The moment is about living your life NOW, not tomorrow, and certainly not yesterday.

“If we take care of the moments, the years will take care of themselves.”
Maria Edgeworth,

Some questions for self-reflection:

“The ability to be in the present moment is a major component of mental wellness.”
– Abraham Maslow

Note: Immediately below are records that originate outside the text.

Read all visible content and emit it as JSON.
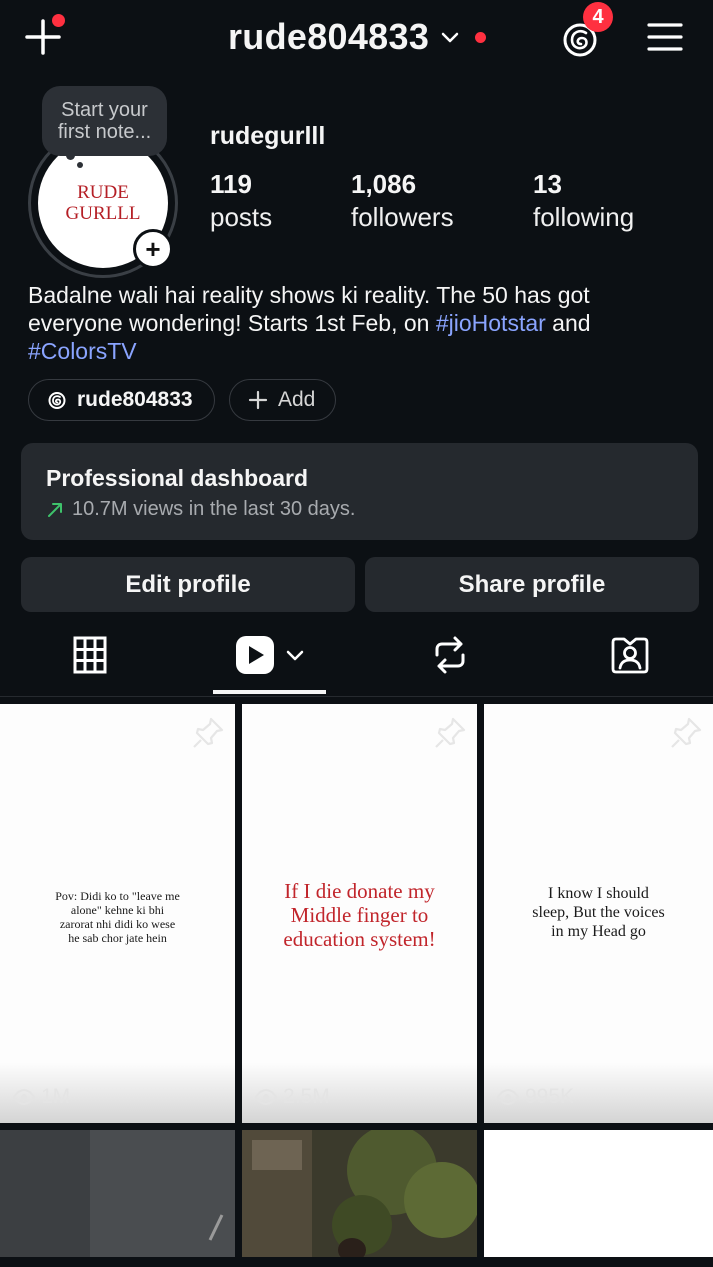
{
  "header": {
    "username": "rude804833",
    "threads_badge": "4"
  },
  "profile": {
    "note_line1": "Start your",
    "note_line2": "first note...",
    "avatar_line1": "RUDE",
    "avatar_line2": "GURLLL",
    "display_name": "rudegurlll",
    "stats": {
      "posts": {
        "value": "119",
        "label": "posts"
      },
      "followers": {
        "value": "1,086",
        "label": "followers"
      },
      "following": {
        "value": "13",
        "label": "following"
      }
    },
    "bio_text": "Badalne wali hai reality shows ki reality. The 50 has got everyone wondering! Starts 1st Feb, on ",
    "bio_tag1": "#jioHotstar",
    "bio_and": " and ",
    "bio_tag2": "#ColorsTV",
    "threads_chip": "rude804833",
    "add_chip": "Add"
  },
  "dashboard": {
    "title": "Professional dashboard",
    "subtitle": "10.7M views in the last 30 days."
  },
  "buttons": {
    "edit": "Edit profile",
    "share": "Share profile"
  },
  "tabs": [
    "grid-icon",
    "reels-icon",
    "reposts-icon",
    "tagged-icon"
  ],
  "grid": [
    {
      "text": "Pov: Didi ko to \"leave me alone\" kehne ki bhi zarorat nhi didi ko wese he sab chor jate hein",
      "views": "1M"
    },
    {
      "text": "If I die donate my Middle finger to education system!",
      "views": "2.5M"
    },
    {
      "text": "I know I should sleep, But the voices in my Head go",
      "views": "995K"
    }
  ],
  "colors": {
    "background": "#0c1014",
    "accent_red": "#ff3040",
    "hashtag": "#8aa4ff",
    "card": "#25292e"
  }
}
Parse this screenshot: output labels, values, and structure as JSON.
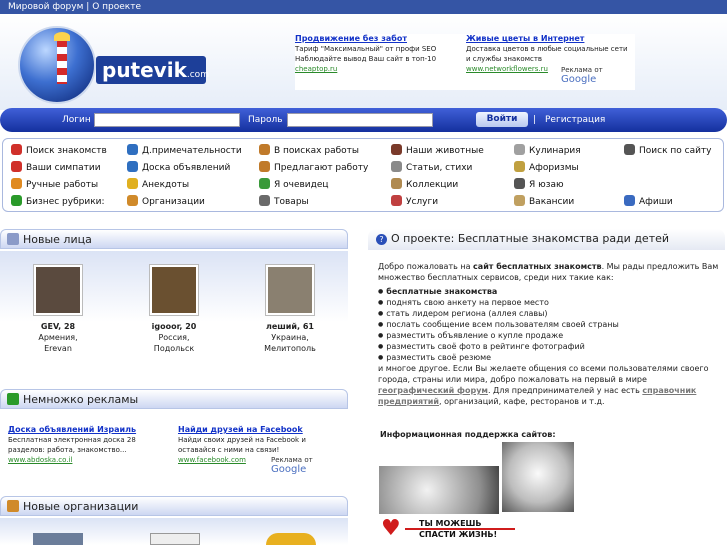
{
  "topbar": {
    "links": [
      "Мировой форум",
      "|",
      "О проекте"
    ]
  },
  "logo": {
    "name": "putevik",
    "suffix": ".com"
  },
  "top_ads": {
    "items": [
      {
        "title": "Продвижение без забот",
        "text": "Тариф \"Максимальный\" от профи SEO Наблюдайте вывод Ваш сайт в топ-10",
        "url": "cheaptop.ru"
      },
      {
        "title": "Живые цветы в Интернет",
        "text": "Доставка цветов в любые социальные сети и службы знакомств",
        "url": "www.networkflowers.ru"
      }
    ],
    "credit_prefix": "Реклама от",
    "credit_brand": "Google"
  },
  "login": {
    "login_label": "Логин",
    "password_label": "Пароль",
    "submit": "Войти",
    "separator": "|",
    "register": "Регистрация"
  },
  "menu": {
    "items": [
      {
        "label": "Поиск знакомств",
        "icon": "heart-icon",
        "color": "#d0302a"
      },
      {
        "label": "Д.примечательности",
        "icon": "globe-icon",
        "color": "#2f6fc0"
      },
      {
        "label": "В поисках работы",
        "icon": "worker-icon",
        "color": "#c07a2a"
      },
      {
        "label": "Наши животные",
        "icon": "pet-icon",
        "color": "#7a3a2a"
      },
      {
        "label": "Кулинария",
        "icon": "chef-icon",
        "color": "#a0a0a0"
      },
      {
        "label": "Поиск по сайту",
        "icon": "search-icon",
        "color": "#555555"
      },
      {
        "label": "Ваши симпатии",
        "icon": "hearts-icon",
        "color": "#d0302a"
      },
      {
        "label": "Доска объявлений",
        "icon": "globe-icon",
        "color": "#2f6fc0"
      },
      {
        "label": "Предлагают работу",
        "icon": "worker-icon",
        "color": "#c07a2a"
      },
      {
        "label": "Статьи, стихи",
        "icon": "document-icon",
        "color": "#8a8a8a"
      },
      {
        "label": "Афоризмы",
        "icon": "quote-icon",
        "color": "#c0a040"
      },
      {
        "label": "Ручные работы",
        "icon": "flower-icon",
        "color": "#e08a20"
      },
      {
        "label": "Анекдоты",
        "icon": "smile-icon",
        "color": "#e0b020"
      },
      {
        "label": "Я очевидец",
        "icon": "witness-icon",
        "color": "#3a9a3a"
      },
      {
        "label": "Коллекции",
        "icon": "collection-icon",
        "color": "#b08a50"
      },
      {
        "label": "Я юзаю",
        "icon": "camera-icon",
        "color": "#555555"
      },
      {
        "label": "Бизнес рубрики:",
        "icon": "dollar-icon",
        "color": "#2a9a2a"
      },
      {
        "label": "Организации",
        "icon": "building-icon",
        "color": "#d08a2a"
      },
      {
        "label": "Товары",
        "icon": "goods-icon",
        "color": "#6a6a6a"
      },
      {
        "label": "Услуги",
        "icon": "services-icon",
        "color": "#c04040"
      },
      {
        "label": "Вакансии",
        "icon": "vacancy-icon",
        "color": "#c0a060"
      },
      {
        "label": "Афиши",
        "icon": "poster-icon",
        "color": "#3a6ac0"
      }
    ]
  },
  "new_faces": {
    "title": "Новые лица",
    "people": [
      {
        "name": "GEV, 28",
        "country": "Армения,",
        "city": "Erevan",
        "photo_color": "#5a4a3e"
      },
      {
        "name": "igooor, 20",
        "country": "Россия,",
        "city": "Подольск",
        "photo_color": "#6a5030"
      },
      {
        "name": "леший, 61",
        "country": "Украина,",
        "city": "Мелитополь",
        "photo_color": "#8a8070"
      }
    ]
  },
  "ads_section": {
    "title": "Немножко рекламы",
    "items": [
      {
        "title": "Доска объявлений Израиль",
        "text": "Бесплатная электронная доска 28 разделов: работа, знакомство...",
        "url": "www.abdoska.co.il"
      },
      {
        "title": "Найди друзей на Facebook",
        "text": "Найди своих друзей на Facebook и оставайся с ними на связи!",
        "url": "www.facebook.com"
      }
    ],
    "credit_prefix": "Реклама от",
    "credit_brand": "Google"
  },
  "orgs": {
    "title": "Новые организации"
  },
  "about": {
    "title": "О проекте: Бесплатные знакомства ради детей",
    "intro_1": "Добро пожаловать на ",
    "intro_bold": "сайт бесплатных знакомств",
    "intro_2": ". Мы рады предложить Вам множество бесплатных сервисов, среди них такие как:",
    "list": [
      "бесплатные знакомства",
      "поднять свою анкету на первое место",
      "стать лидером региона (аллея славы)",
      "послать сообщение всем пользователям своей страны",
      "разместить объявление о купле продаже",
      "разместить своё фото в рейтинге фотографий",
      "разместить своё резюме"
    ],
    "outro_1": "и многое другое. Если Вы желаете общения со всеми пользователями своего города, страны или мира, добро пожаловать на первый в мире ",
    "forum_link": "географический форум",
    "outro_2": ". Для предпринимателей у нас есть ",
    "directory_link": "справочник предприятий",
    "outro_3": ", организаций, кафе, ресторанов и т.д.",
    "support_title": "Информационная поддержка сайтов:",
    "banner_text_1": "ТЫ МОЖЕШЬ",
    "banner_text_2": "СПАСТИ ЖИЗНЬ!"
  }
}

  • What “one day” or “right time” are you dreaming about, waiting or wishing for? Are you one who is consistently waiting for some other time so you can be happy? How is this strategy working for you?
  • How do you experience “newness” in your life?
  • How do you feel about your life in this moment? How so?
  • Do you run on a treadmill of unhappiness? If so, why?
  • What are you attached to? (e.g., money, possessions, etc.)
  • What’s holding you back from experiencing happiness?
  • When are you most alive?
  • How does fear constrict you?
  • Do you spend an inordinate amount of time fantasizing?
  • Do you live much of your life in the past or in the future? If so, why?
  • Do you spend a lot of time catastrophizing – worrying about something that hasn’t happened yet and might not happen at all, or ruminating  – thinking bleakly about events in the past?
  • Can you imagine yourself living in the moment, in the NOW?
  • How did you parents or primary caregivers experience “now?” In conversations, how much time did they devote to the past or future?

“I always wanted a happy ending… Now I’ve learned, the hard way, that some poems don’t rhyme, and some stories don’t have a clear beginning, middle and end. Life is about not knowing, having to change, taking the moment and making the best of it without knowing what’s going to happen next. Delicious ambiguity.” –
Gilda Radner

(c) 2014, Peter G. Vajda, Ph.D. and True North Partnering. All rights in all media reserved.

I’m grateful for the opportunity to share this reading with you and I hope you find it insightful and useful.
Perhaps you’ll share this with others, post it on a bulletin board, and use it to generate rich and rewarding discussion.

What is the one thing that is keeping you from feeling successful, happy, confident, in control or at peace as you live your life – at work, at home, at play or in relationship? Maybe you know what that “thing” is…maybe you don’t. You just have a feeling that something has to change, whether or not you embrace that change. And how would that change support you to show up as a “better you?”

I’m available to guide you to create relationships that reflect honesty, integrity, authenticity, trust, and respect whether at work or outside of work. I support you to focus on the interpersonal skills that enable you to relate to others with a high level of personal and professional satisfaction – unhampered by personal inconsistencies, beliefs, “stories,” and behaviors that create barriers to a harmonious, pleasant, conscious, compatible, healthy and productive relationship.

I coach by phone, Skype and in person. For more information, 770-804-9125, or pvajda(at)
You can also follow me on Twitter: @petergvajda.